We always speak of the derivative as being the “best linear approximation”. And we also speak of linearizing. However, what does this really mean? For a given function $F$, what conditions on it make the claim “the derivative is the best linear approximation to $F$” true?
Are there functions that can’t be “locally linear” or locally approximated? If so, are these just mostly pathological, and we don’t have any interest in them (e.g. they don’t really show up in math)?
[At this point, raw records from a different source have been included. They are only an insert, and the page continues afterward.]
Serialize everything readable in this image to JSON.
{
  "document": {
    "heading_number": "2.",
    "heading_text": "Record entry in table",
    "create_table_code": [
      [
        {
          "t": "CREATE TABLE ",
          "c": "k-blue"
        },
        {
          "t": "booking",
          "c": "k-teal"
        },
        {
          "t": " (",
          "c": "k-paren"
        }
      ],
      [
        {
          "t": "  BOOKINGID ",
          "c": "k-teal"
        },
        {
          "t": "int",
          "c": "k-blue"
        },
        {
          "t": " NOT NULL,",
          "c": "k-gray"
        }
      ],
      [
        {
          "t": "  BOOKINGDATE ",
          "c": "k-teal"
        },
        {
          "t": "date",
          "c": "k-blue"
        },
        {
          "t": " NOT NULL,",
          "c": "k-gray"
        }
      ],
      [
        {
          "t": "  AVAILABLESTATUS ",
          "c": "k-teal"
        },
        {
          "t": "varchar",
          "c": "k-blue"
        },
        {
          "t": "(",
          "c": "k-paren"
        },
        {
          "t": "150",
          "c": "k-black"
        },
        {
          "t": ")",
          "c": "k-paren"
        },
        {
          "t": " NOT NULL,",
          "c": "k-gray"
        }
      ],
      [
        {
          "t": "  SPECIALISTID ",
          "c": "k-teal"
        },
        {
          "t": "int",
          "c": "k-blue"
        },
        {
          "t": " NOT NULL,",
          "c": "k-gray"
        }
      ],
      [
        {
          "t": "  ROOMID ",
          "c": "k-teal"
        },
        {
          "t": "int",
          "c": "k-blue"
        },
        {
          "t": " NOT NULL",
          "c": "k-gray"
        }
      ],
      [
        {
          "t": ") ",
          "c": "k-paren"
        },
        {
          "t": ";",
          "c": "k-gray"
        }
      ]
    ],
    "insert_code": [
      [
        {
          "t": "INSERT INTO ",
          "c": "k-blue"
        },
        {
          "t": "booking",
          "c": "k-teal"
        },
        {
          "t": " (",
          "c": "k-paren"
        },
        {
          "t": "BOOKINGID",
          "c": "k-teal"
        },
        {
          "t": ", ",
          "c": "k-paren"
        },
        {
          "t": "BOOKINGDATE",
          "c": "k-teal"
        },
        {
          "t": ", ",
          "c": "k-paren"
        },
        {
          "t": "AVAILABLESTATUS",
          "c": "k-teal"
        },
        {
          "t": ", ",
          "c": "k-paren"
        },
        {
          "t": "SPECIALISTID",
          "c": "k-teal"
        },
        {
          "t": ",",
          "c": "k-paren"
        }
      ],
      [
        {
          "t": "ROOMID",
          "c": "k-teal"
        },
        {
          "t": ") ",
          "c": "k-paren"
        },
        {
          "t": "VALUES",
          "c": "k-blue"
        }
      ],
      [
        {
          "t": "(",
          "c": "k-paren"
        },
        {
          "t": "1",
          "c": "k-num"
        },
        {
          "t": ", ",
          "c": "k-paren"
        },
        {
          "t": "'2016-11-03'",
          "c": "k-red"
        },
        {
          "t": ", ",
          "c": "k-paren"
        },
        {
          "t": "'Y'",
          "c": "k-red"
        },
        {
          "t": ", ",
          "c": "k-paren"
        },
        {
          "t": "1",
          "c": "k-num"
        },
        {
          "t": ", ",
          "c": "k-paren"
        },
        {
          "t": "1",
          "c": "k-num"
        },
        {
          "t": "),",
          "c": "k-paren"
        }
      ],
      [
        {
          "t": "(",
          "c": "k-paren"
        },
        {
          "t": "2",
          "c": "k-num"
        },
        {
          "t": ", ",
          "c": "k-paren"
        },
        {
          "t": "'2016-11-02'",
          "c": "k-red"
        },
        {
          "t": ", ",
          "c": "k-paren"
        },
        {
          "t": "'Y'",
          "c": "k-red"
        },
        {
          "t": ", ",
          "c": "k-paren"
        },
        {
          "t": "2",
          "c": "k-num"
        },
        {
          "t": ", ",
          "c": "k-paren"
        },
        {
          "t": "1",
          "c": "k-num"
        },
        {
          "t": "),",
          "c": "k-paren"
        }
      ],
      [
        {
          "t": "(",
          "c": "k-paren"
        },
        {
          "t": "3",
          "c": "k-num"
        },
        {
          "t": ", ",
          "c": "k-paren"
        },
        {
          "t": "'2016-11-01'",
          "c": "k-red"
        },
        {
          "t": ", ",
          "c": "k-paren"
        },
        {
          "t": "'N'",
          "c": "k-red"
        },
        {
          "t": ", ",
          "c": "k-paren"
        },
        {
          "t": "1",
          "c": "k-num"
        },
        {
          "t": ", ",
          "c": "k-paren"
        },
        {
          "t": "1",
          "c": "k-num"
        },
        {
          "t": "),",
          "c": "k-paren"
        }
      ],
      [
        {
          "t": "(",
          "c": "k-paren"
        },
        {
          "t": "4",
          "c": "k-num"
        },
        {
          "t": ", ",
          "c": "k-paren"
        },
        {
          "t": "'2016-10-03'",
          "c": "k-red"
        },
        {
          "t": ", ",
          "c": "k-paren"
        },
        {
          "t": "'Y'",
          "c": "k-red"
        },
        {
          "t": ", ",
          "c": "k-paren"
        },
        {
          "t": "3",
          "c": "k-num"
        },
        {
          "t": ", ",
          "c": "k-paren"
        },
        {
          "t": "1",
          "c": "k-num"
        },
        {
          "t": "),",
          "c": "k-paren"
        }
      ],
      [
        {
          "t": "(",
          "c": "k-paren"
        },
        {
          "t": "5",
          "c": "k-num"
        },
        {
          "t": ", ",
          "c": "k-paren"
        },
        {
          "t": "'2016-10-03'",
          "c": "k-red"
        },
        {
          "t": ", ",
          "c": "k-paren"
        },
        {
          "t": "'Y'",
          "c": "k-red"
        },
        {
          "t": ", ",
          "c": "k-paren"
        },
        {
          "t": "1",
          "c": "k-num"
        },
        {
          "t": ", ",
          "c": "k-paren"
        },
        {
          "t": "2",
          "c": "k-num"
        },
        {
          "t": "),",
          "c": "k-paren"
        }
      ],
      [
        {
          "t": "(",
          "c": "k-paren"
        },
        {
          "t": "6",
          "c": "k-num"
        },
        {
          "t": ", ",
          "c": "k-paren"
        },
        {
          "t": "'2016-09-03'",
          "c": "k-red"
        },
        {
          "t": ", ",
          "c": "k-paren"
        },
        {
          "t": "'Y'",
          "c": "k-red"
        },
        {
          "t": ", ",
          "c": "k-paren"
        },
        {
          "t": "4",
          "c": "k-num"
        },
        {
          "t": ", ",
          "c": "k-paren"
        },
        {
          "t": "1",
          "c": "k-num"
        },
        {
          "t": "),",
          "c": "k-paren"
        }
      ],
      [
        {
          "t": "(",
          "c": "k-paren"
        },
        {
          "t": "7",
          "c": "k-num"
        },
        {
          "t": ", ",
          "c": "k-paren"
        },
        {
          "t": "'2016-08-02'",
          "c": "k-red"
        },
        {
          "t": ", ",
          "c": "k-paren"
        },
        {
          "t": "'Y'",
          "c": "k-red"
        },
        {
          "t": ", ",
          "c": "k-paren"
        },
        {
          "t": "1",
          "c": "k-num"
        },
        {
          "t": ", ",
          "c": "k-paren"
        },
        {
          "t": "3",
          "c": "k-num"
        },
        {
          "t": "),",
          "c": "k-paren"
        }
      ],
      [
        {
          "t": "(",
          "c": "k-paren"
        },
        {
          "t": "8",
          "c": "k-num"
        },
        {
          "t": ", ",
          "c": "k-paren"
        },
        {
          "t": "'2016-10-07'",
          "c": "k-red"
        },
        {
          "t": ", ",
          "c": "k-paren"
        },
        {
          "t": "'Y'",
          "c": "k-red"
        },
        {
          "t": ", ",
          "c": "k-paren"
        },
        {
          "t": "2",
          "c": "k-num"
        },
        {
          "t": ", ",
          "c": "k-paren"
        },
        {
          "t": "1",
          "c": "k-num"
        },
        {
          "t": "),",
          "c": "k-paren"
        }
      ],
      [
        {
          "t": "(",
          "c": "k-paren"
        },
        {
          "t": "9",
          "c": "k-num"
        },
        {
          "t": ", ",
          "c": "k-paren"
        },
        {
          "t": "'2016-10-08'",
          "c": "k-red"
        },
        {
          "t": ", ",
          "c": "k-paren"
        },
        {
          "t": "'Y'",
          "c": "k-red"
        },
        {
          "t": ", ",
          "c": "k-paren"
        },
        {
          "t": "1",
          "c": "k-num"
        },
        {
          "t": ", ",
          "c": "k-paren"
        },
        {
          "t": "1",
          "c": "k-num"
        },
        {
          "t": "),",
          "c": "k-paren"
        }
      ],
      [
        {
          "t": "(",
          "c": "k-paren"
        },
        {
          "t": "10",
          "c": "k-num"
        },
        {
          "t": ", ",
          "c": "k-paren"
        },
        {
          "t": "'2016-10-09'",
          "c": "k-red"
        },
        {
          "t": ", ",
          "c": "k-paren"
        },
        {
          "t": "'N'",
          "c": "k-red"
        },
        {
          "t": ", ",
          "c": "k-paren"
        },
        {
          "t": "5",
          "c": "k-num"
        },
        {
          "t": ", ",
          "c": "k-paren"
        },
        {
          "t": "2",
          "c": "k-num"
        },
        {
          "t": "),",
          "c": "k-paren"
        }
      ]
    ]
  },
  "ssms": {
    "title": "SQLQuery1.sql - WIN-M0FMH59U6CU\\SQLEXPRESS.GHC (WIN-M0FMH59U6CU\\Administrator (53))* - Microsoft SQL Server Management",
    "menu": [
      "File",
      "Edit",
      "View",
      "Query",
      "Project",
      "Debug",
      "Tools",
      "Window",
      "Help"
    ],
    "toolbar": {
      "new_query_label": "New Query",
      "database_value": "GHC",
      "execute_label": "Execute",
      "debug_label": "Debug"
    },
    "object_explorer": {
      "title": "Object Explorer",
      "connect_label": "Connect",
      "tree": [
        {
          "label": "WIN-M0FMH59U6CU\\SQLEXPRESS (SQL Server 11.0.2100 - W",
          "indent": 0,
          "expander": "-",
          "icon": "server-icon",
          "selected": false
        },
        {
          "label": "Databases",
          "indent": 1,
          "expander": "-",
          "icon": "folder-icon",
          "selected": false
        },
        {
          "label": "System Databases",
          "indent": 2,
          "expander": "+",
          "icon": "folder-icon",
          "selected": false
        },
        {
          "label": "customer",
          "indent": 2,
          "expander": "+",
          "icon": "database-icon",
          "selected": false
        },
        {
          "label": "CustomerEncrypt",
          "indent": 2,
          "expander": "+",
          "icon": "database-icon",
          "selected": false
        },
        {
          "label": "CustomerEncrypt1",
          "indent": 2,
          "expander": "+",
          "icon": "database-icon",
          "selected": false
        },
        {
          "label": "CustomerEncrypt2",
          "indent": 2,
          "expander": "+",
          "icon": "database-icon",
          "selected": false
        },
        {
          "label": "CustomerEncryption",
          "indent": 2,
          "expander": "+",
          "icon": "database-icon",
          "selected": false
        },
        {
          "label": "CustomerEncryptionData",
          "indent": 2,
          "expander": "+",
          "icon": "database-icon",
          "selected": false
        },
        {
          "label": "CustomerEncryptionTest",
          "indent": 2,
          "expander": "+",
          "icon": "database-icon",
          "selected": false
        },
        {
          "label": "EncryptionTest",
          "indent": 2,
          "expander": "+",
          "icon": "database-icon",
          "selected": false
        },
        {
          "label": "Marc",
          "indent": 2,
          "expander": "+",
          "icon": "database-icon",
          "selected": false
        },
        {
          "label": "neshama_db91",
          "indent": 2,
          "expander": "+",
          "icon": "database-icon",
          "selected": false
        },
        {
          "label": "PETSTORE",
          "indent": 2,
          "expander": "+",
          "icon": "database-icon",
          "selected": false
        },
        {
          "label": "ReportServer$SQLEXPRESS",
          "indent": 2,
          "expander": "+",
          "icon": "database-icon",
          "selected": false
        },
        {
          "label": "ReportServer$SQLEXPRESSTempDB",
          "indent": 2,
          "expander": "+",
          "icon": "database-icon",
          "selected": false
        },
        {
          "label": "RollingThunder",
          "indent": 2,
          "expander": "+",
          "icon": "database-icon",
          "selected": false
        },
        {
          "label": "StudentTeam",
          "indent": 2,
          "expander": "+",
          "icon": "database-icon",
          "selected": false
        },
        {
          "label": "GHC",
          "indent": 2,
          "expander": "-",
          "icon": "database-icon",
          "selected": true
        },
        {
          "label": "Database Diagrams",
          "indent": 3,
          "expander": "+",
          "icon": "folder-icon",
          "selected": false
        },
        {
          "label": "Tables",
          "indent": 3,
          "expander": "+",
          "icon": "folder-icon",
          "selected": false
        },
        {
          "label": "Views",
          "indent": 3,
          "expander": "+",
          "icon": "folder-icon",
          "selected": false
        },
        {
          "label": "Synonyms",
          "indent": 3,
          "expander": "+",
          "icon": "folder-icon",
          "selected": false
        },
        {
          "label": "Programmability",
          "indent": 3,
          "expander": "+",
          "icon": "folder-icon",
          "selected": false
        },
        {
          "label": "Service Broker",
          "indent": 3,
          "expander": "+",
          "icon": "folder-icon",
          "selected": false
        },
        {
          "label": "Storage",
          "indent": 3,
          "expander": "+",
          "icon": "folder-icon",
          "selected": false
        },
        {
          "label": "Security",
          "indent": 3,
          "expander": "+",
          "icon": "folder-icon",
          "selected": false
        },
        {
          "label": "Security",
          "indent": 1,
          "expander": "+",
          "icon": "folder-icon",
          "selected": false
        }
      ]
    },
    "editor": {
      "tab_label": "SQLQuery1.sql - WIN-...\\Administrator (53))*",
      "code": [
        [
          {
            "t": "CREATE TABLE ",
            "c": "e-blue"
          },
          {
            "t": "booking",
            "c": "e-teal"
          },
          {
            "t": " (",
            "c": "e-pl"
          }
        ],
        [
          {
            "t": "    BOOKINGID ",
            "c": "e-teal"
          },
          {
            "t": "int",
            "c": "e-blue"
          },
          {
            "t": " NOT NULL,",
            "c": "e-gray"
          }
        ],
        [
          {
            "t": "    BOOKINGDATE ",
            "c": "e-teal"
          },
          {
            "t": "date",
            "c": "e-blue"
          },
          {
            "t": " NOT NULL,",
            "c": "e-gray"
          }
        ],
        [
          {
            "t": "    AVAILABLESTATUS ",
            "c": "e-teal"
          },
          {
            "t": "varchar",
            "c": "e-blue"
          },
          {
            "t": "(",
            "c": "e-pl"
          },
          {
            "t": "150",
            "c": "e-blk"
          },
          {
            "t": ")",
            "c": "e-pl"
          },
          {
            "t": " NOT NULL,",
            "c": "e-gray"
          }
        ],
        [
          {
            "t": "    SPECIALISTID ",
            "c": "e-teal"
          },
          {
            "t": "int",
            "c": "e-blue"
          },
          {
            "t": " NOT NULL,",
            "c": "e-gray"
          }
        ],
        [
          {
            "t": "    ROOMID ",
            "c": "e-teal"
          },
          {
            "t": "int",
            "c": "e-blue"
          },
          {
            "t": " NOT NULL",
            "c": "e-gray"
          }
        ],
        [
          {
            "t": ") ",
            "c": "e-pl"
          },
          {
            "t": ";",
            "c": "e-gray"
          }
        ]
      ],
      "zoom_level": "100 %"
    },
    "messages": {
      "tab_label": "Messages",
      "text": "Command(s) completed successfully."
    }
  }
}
Are there important functions or mathematical objects that don’t really subject themselves well to the tools of analysis and approximation? (I understand this is a very broad and vague question.) I mean, there may be mathematical objects that we don’t know whether they are amenable to such efforts, but are there (important) objects where we are sure they definitely aren’t? Sort of like how abstract algebra/Galois theory showed the limitations of using radicals, giving rise to the notion of unsolvability?